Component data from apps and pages
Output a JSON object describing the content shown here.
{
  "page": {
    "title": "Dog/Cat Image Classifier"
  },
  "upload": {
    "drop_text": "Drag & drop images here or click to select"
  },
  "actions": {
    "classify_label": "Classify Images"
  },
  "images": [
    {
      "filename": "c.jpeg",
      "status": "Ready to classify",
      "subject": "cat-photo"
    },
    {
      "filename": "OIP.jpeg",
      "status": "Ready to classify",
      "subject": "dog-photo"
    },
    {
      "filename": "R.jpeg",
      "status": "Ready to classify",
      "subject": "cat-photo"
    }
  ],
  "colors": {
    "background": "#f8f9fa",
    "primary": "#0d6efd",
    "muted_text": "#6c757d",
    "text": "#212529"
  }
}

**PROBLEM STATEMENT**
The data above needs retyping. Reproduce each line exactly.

**RESPONSE TO THE TASK**
Output a JSON object describing the content shown here.
{
  "page": {
    "title": "Dog/Cat Image Classifier"
  },
  "upload": {
    "drop_text": "Drag & drop images here or click to select"
  },
  "actions": {
    "classify_label": "Classify Images"
  },
  "images": [
    {
      "filename": "c.jpeg",
      "status": "Ready to classify",
      "subject": "cat-photo"
    },
    {
      "filename": "OIP.jpeg",
      "status": "Ready to classify",
      "subject": "dog-photo"
    },
    {
      "filename": "R.jpeg",
      "status": "Ready to classify",
      "subject": "cat-photo"
    }
  ],
  "colors": {
    "background": "#f8f9fa",
    "primary": "#0d6efd",
    "muted_text": "#6c757d",
    "text": "#212529"
  }
}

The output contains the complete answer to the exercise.